Cats Go Missing Due to Curiosity and Panic
Un-neutered tomcats will roam surprisingly far and wide to locate a queen and to stake out their territory when the weather is warm, especially after a long cold winter. Occasionally they go so far that they can’t find their way home. Unspayed females can become frustrated and may seek out the company of male cats. With this purpose in mind, they also can easily lose their way.
Neutered males and spayed females generally have a smaller territory and rarely go far beyond it. So to keep your cat from wandering and becoming lost you should seriously consider neutering or spaying.
If a cat has ventured a little further than usual and something takes it by surprise, its natural flight reflexes may cause it to bolt for cover. If it is unsure of where it is after this panic sprint, it may then be unable to relocate home territory.
If at all possible it is best to encourage your cats to come inside before darkness falls and then keep them in overnight.
Try to Prevent Your Cat From Going Missing in the First Place
Here are a few suggestions that might help…
Ensure Your Cat Has Sufficient Stimulation
Cats with very small or no gardens at all will need other things to occupy them. Toys, scratching posts and activity centers can all help, but there is no substitute for positive social interaction. Try to play with your cats for at least 10 minutes per day no matter what age they are. Playing with your cat regularly provides important stimulation and this can help to prevent them from wandering off in search of adventure. Ensure your cat eats well and at routine times as this will help to keep their focus and prevent hunting needs from rising to the surface.

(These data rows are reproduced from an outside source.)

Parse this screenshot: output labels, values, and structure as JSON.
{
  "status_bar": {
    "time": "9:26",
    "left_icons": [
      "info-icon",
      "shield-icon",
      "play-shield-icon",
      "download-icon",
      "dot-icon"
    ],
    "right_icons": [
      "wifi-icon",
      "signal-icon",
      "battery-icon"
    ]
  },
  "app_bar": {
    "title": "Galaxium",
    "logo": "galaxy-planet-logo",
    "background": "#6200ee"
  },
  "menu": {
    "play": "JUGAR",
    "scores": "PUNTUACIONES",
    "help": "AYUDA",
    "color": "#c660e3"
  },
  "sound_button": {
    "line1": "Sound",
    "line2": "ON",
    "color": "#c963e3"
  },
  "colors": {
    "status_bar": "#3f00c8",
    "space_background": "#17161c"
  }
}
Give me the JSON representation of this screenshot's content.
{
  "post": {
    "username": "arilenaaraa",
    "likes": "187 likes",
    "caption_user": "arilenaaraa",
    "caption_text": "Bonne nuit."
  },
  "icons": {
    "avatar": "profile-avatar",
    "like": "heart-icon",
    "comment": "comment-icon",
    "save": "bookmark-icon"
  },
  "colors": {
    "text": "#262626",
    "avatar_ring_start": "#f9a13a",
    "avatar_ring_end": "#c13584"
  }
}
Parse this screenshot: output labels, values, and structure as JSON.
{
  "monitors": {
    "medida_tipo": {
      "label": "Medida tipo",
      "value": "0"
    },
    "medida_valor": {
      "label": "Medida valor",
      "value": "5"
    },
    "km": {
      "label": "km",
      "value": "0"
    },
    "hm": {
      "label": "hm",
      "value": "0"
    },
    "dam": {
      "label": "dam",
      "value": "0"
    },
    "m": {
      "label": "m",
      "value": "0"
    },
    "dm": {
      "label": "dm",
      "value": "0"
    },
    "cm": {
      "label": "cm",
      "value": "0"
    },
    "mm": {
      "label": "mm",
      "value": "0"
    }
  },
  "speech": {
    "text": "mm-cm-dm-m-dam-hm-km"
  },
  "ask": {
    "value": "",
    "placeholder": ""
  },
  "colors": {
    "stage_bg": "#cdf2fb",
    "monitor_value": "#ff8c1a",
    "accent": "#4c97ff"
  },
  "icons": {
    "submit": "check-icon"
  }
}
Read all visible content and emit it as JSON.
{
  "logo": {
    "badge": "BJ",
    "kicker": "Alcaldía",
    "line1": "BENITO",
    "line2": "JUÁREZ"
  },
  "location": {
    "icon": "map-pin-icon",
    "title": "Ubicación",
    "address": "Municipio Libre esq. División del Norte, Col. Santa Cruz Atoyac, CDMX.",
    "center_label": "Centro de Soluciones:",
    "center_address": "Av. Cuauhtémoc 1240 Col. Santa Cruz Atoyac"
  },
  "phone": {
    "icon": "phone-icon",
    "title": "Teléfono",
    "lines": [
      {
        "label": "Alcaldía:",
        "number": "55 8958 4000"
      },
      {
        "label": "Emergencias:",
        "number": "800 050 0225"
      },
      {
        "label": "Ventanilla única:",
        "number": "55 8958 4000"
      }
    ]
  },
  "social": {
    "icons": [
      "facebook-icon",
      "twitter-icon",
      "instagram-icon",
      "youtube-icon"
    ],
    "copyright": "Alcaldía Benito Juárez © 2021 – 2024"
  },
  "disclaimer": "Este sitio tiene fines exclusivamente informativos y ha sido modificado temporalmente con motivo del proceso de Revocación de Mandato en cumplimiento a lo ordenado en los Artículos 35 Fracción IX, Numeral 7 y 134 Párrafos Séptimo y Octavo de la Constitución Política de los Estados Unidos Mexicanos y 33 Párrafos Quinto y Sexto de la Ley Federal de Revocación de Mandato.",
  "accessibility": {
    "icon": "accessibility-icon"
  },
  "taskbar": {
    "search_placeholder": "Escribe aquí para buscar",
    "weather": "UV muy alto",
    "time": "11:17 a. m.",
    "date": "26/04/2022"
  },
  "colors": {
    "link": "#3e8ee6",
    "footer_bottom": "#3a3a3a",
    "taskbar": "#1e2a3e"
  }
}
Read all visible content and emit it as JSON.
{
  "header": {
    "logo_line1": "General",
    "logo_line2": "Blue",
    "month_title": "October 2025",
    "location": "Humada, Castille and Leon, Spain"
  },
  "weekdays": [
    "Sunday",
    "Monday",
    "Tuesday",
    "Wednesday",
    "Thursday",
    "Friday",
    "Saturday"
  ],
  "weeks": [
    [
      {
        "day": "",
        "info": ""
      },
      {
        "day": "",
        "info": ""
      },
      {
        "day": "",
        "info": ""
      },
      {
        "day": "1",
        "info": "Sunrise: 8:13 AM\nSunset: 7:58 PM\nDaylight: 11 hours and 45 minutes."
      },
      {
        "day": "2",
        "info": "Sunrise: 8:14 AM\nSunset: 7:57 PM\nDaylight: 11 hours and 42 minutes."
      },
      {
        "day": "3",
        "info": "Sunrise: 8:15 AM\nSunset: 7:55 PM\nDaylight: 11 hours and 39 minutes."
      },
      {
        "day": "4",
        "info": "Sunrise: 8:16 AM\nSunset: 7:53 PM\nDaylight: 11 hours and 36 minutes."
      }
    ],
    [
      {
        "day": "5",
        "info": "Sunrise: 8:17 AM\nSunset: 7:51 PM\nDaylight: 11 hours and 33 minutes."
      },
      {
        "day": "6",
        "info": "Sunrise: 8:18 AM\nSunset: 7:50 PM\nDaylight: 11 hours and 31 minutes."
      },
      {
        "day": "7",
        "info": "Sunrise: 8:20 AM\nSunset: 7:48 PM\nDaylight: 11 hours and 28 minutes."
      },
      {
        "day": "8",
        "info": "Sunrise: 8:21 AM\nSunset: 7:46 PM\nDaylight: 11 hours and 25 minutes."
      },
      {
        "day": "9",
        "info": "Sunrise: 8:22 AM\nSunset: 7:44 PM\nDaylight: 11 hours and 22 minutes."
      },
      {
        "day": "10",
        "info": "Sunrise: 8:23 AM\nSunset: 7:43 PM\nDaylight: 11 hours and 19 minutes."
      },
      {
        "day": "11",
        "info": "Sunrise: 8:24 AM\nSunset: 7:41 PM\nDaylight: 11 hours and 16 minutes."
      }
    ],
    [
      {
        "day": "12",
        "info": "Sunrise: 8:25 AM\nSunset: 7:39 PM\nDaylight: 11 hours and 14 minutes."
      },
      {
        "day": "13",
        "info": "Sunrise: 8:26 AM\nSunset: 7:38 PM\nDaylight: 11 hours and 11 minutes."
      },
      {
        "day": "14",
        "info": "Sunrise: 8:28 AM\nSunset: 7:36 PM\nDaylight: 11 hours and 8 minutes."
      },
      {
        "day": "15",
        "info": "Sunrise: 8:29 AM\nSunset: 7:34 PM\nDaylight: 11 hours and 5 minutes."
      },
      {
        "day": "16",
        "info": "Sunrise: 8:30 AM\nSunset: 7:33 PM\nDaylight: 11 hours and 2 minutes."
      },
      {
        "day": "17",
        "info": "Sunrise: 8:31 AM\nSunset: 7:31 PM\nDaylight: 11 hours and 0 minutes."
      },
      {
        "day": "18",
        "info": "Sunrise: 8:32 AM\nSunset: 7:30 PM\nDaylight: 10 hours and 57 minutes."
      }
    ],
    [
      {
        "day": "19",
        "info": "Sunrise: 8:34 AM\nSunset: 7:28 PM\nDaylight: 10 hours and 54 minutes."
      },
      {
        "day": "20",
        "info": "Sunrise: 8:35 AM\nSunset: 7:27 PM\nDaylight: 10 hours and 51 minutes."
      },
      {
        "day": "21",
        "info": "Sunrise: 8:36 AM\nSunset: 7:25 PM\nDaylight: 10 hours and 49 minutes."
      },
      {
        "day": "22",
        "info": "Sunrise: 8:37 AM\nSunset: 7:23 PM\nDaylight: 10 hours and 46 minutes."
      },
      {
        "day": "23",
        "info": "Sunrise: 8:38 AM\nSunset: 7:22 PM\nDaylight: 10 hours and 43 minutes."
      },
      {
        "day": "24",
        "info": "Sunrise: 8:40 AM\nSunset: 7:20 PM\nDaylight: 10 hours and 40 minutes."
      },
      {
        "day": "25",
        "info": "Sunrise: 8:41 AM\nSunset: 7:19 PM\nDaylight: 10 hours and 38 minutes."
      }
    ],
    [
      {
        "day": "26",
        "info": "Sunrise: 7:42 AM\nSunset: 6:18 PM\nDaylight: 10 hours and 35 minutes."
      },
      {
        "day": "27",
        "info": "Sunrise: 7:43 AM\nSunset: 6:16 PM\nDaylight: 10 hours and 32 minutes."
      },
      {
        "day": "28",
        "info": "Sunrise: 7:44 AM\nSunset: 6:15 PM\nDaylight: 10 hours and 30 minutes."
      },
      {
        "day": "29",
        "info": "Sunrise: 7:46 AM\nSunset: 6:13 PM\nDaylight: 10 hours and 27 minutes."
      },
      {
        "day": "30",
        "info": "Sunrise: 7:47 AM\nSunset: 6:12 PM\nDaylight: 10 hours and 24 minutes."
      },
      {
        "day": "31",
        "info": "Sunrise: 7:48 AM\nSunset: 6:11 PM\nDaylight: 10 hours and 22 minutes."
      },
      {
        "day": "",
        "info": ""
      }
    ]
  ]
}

So in answer to the question ‘how long do cats go missing for?’ – it is impossible to say for sure. It is far better to reduce the chances of your cat going missing by having it spayed/ neutered, having it micro-chipped, keeping in after dark, having set meal times and by stimulating it in your home with lots of play and affection.
All Cats Should Have Microchips Fitted
Hopefully, your cat will be back with you soon. Don’t forget about what happened here. If you haven’t already, have your cat microchipped as this gives people who find a stray cat the best chance of reuniting it with its family.
Because some people still don’t seem aware that cats have microchips, when they find a hungry unknown cat in their garden, they assume it’s a stray, feed it, and adopt it (or it adopts them!) Cases of cats having been adopted in this way are often only discovered if the new owner takes the cat to a vet and the vet happens to scan it and finds it is micro-chipped, which leads to the discovery of the prior owner.
Tip: if you ever move house get your details updated on the microchip database – make sure you get details of how to do this from your vet when you have your cat microchipped.
Get a Pet Locator In Case Your Cat Goes Missing
Once you have your little bundle of fur back with you, prevent this from happening again. Technology to the rescue, again! There are many pet locators on the market. This one (click to read reviews on Amazon) is our favorite because it is a nice size for a cat’s collar. These locators can really help speed up the process of finding your cat next time they’re out beyond curfew time. I know it’s easy to tell someone how to prevent something from happening after it has happened. But these things are really worthwhile considering most owners will experience this at some point.
So, how long do cats go missing for? Well, usually they return within 24 hours.
Finally, I hope your cat never goes missing but if it does, spread the word far and wide. Call local vets and rescue centers, put up posters locally and talk to all your neighbors. They will most likely be quite close and locked in somewhere they ventured into. Call their name and hopefully, they’ll respond. Once you have them back, give them a stern talking to, informing them of the stress they’ve put you under and inform them they must not do this again!